Achievements can bring a whole different angle of entertainment to a game, and add to its longevity. But only if your achievements aren’t terrible. Steve Bromley’s Games User Research blog lists 5 achievement sins, though I’m only going to talk about one type – when achievements are so epic, they jump the shark. I have three examples of iOS-translated board games that have achievements geared toward serious players only.
Tutorials for mobile games have a difficult problem to solve. With console games, it’s likely that gamers will be in front of a TV, can hear the game’s audio, and be generally attentive. But mobile games could be played nearly anywhere, while the device is muted, maybe for just 60 seconds at a time, and maybe only occupying 50% of the users’ attention span.
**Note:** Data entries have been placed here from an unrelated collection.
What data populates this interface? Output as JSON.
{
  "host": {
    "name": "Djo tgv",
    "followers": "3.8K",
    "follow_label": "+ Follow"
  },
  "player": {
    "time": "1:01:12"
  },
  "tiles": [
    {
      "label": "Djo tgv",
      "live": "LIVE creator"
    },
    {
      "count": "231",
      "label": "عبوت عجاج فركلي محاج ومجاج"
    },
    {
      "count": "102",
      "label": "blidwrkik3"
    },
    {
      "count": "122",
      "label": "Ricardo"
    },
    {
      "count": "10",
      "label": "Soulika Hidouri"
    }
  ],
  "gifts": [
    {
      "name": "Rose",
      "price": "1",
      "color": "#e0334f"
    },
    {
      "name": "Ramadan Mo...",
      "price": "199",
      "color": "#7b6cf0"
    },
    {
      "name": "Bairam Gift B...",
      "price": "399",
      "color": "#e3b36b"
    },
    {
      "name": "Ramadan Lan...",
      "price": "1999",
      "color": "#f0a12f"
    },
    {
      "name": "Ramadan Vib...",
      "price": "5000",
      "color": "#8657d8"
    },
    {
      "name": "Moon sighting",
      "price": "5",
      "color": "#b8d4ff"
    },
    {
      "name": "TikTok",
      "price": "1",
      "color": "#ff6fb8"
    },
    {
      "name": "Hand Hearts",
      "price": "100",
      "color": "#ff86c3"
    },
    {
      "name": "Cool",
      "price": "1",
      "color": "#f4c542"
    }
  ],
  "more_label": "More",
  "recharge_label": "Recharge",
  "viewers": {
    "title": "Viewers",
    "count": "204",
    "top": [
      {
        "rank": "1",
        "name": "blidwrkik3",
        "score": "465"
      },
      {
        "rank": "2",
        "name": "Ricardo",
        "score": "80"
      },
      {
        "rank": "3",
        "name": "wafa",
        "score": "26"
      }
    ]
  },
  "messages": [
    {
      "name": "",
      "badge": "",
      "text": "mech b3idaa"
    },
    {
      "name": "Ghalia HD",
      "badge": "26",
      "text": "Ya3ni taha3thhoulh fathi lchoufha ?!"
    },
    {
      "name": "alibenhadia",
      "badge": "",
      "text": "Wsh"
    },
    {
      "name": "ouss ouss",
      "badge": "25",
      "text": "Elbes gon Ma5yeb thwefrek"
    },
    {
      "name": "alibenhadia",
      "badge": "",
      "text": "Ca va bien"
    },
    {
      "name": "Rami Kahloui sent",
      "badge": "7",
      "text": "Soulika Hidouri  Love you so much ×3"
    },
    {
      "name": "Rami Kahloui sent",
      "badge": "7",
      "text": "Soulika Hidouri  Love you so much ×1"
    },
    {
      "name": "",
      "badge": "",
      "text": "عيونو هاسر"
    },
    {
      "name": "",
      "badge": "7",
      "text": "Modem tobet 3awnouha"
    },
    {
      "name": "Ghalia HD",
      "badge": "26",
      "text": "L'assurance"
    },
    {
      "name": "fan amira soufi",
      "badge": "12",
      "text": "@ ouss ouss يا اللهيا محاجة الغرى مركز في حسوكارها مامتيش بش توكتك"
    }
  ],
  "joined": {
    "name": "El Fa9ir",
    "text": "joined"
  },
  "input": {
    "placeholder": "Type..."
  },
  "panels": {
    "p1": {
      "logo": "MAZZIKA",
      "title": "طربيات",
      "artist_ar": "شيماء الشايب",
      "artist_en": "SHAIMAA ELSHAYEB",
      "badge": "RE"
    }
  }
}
So, tutorials in mobile games must be as flexible as mobile phones are. While games like Quento are simple enough to barely need a tutorial, not all games can get away with that. Lost Cities for iOS (iTunes link) offers the most flexible tutorial I’ve ever seen in a mobile game – there are no less than four different ways for players to get the rules of this game when they fire it up for the first time.
Ready to find out how amazing this tutorial is? Read on!
While thatgame’s(ux) has focused primarily on video games so far, tabletop games aren’t exempt from needing user-centered design. The design of the rules book is an obvious place that usability can step in, but well-designed packaging is another one, as well as the construction of the game’s components. Back in February 2012 we talked about the great “progressive enhancement” that takes place in getting Set (the card game) up and running for new players.
I recently played a game of 1st and Goal, a 2011 football sim board game (from designer Stephen Glenn and published by R&R Games), and I was struck by one tiny, amazing feature of the game. It features a magnetic football that sticks to the board. Why is this so awesome? Well let me tell you…
Set is an abstract card game that is more of a brainteaser than a “game”. Being a Mensa-recommended brainteaser, this means that it’s a bit complex to get your head around. Maybe not complex in the same way as Axis & Allies, but Set requires a lot of mental processing for the first time player.
In a nutshell, Set is a game about finding “sets” (see what they did there?) of matching symbols on its cards. The thing is, there are four different ways you can match the cards. It’s a lot for your brain to manage, especially when you’re racing other players who are doing the same thing.
And this is why it’s being featured here on thatgamesux.com: it is packaged in a way to help ease the player into fully understanding the game. Continue reading